Action item:
Go through the data below and copy each line where the word "JSON" occurs.

Data extracts:
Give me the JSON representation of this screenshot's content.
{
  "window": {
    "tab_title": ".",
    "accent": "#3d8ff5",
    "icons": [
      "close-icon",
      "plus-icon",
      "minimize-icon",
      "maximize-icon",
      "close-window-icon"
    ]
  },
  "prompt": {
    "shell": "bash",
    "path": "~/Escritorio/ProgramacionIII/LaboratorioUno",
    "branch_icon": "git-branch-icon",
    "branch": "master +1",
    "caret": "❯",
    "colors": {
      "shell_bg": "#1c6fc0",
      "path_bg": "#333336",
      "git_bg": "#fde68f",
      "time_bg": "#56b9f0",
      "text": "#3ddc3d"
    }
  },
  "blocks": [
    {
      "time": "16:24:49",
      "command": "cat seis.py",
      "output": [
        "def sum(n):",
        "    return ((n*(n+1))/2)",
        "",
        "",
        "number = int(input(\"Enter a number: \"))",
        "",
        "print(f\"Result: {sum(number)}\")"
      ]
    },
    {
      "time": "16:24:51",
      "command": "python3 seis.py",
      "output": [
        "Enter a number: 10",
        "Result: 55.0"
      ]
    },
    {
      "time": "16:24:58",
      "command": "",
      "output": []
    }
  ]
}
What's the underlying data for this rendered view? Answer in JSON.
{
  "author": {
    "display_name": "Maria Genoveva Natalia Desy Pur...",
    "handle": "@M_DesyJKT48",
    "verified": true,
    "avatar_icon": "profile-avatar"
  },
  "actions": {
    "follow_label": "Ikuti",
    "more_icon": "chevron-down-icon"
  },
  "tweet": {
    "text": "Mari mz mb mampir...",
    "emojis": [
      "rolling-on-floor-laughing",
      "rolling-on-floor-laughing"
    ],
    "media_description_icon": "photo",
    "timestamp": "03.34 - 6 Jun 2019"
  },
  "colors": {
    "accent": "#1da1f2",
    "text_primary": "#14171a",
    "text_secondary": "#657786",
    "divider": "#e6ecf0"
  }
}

Expected answer:
Give me the JSON representation of this screenshot's content.
What's the underlying data for this rendered view? Answer in JSON.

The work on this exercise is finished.